The probe first called the Solar Probe Plus has been renamed as the Parker Solar Probe. Eugene Parker is an astrophysicist who has been an instrumental part of solar science. Back in 1958 he published a paper predicting the existence of solar winds. Initially this paper was rejected but later saved by a colleague. Thomas Zurbuchen, associate administrator for the agency's Science Mission Directorate in Washington, told CNN “this is the first time NASA has named a spacecraft for a living individual.”
The probe will contain a chip which will hold photos of Parker and his revolutionary solar wind paper, and will also carry Parker’s message to the sun, a plate inscribed with what words Parker wishes to include.
Although the sun’s outer atmosphere dips below 3.5 million degrees, no human will ever be able to make the trip. Even wearing a 5-inch coat of carbon-composite solar shields, these temperatures are too hot and the probe will have to hover from a far distance. Still this distance will be as close as NASA has ventured towards our star, and will help answer a large handful of questions we have not been able to address.
Scientists hope to gather information on what exactly creates solar flares and how the outer atmosphere is hotter than the core. This is described as the equivalent as water running uphill and has baffled the scientific community for years.

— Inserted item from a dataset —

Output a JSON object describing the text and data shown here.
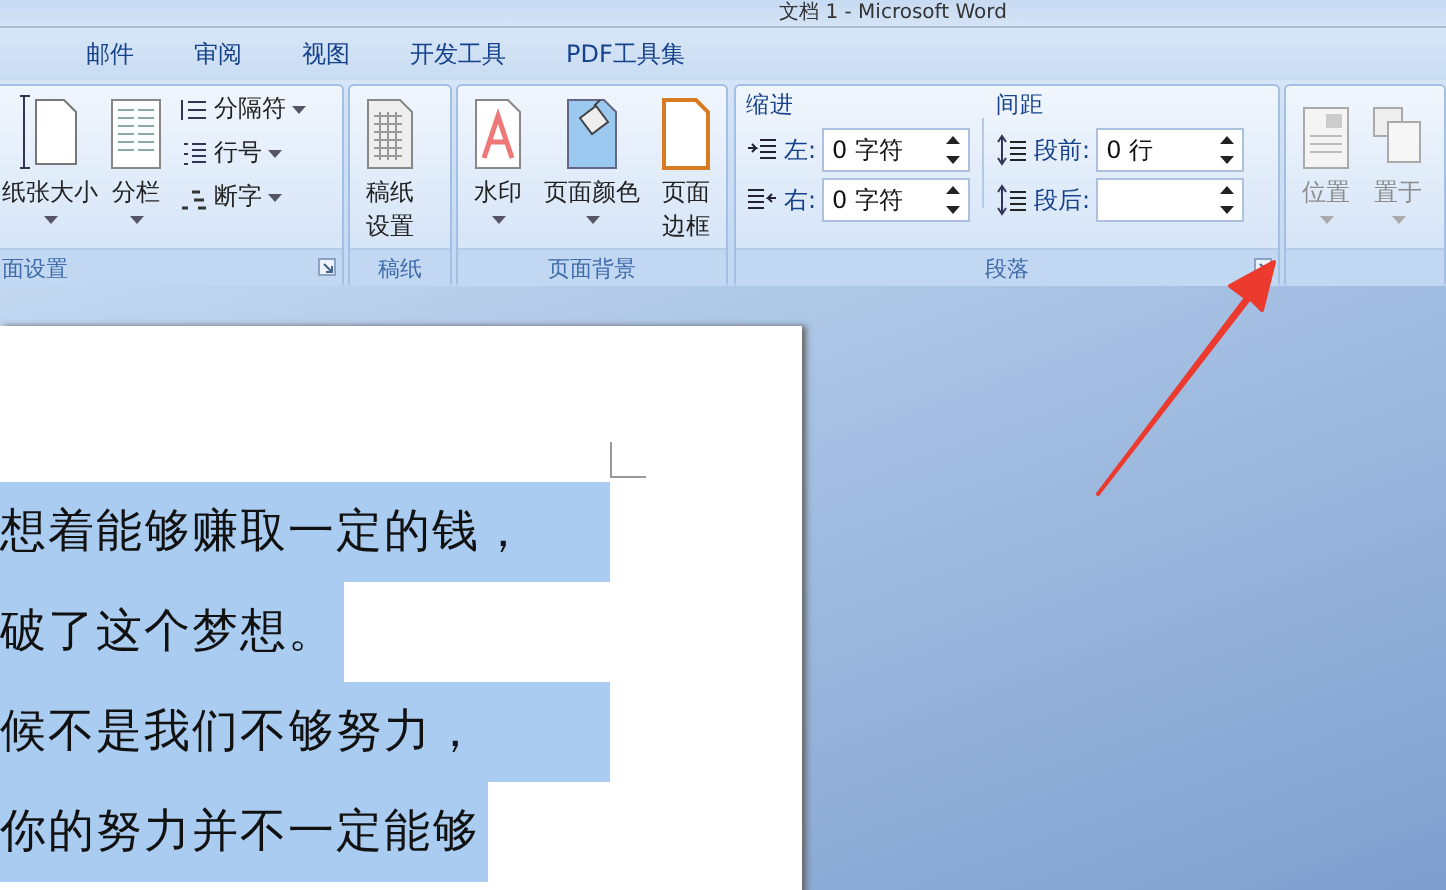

Making 24 orbits around the sun and eventually flying straight into the star, at the time of impact with the sun the probe will be flying 450,000 miles per hour. Even though the probe will never actually touch the sun, we are getting 7 times closer than any previous mission.
But of course, what space exploration comes without competition. The European Space Agency has announced they also have a plan to launch a probe in October of 2018, headed straight for the sun.